Because I know what CrossFit has done for my mental health. And I also know what comparing myself to others has done to tear apart my mental health in the past. And while the whiteboard may not trigger me to go to a place of self-loathing or comparison or frustration, I know it does for others. So for anyone who struggles to feel strong just because their one rep max is someone else’s warm-up, I hope that this time without the whiteboards has helped them to connect to their own mental and emotional strength.
It takes a whole lot of inner muscle to keep working out when you don’t have the support system you’ve grown used to. But in my opinion, working out has a much greater impact on my emotional wellbeing than my physical. And as someone who is never more than a half-step away from certifiably insane, this is not the time for me to press pause on my CrossFit habit.
This is the time for me to CrossFit at home, and appreciate the fact that my body is capable. This is the time for me to embrace the shifting focus, and enjoy the endorphin rush after a hard workout. This is the time for me to keep reminding myself that I am worth taking care of. And most importantly this is the time for me revel in the small space of solace where I’m too exhausted to remember everything I have to be anxious about. And I don’t need whiteboards for any of that.
The CrossFit at home workouts may not be doing much to prepare me for returning to a life of wallballs and chest to bar pull-ups, but they are doing a whole to keep me from cutting my own bangs.
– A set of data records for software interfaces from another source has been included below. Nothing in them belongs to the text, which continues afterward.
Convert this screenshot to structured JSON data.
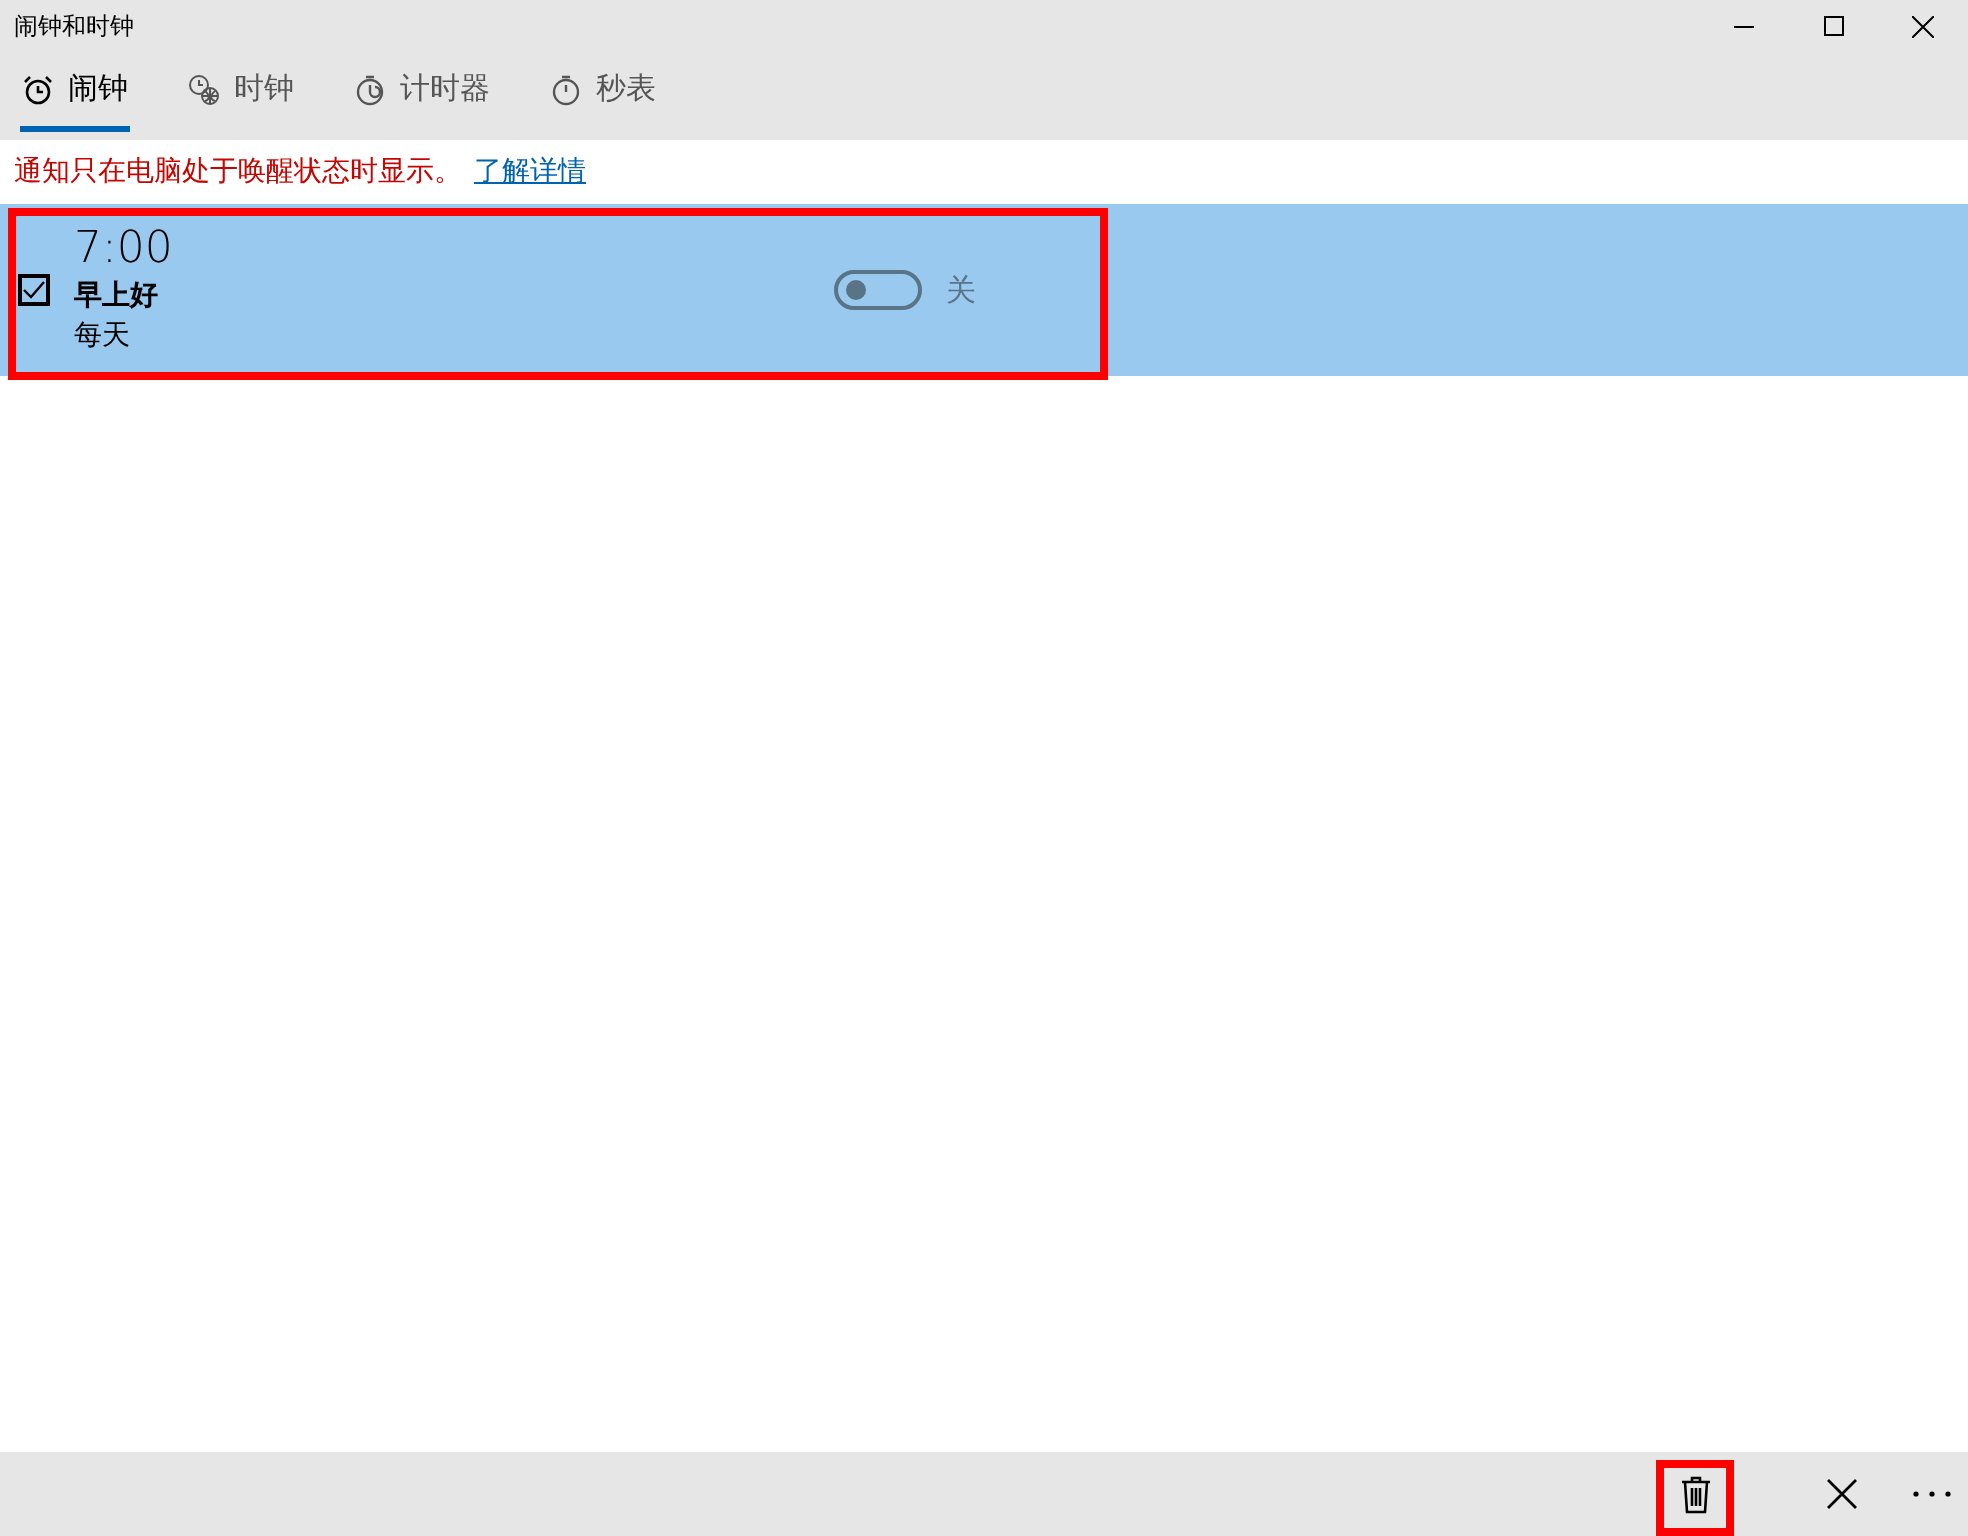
{
  "window": {
    "title": "闹钟和时钟"
  },
  "tabs": [
    {
      "label": "闹钟",
      "selected": true
    },
    {
      "label": "时钟",
      "selected": false
    },
    {
      "label": "计时器",
      "selected": false
    },
    {
      "label": "秒表",
      "selected": false
    }
  ],
  "notice": {
    "text": "通知只在电脑处于唤醒状态时显示。",
    "link": "了解详情"
  },
  "alarms": [
    {
      "time": "7:00",
      "name": "早上好",
      "repeat": "每天",
      "checked": true,
      "selected": true,
      "on": false,
      "state_label": "关",
      "highlighted": true
    }
  ],
  "commands": [
    {
      "kind": "delete",
      "highlighted": true
    },
    {
      "kind": "cancel",
      "highlighted": false
    },
    {
      "kind": "more",
      "highlighted": false
    }
  ]
}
And for all of these reasons, I have just a little bit of gratitude for this time without the whiteboards.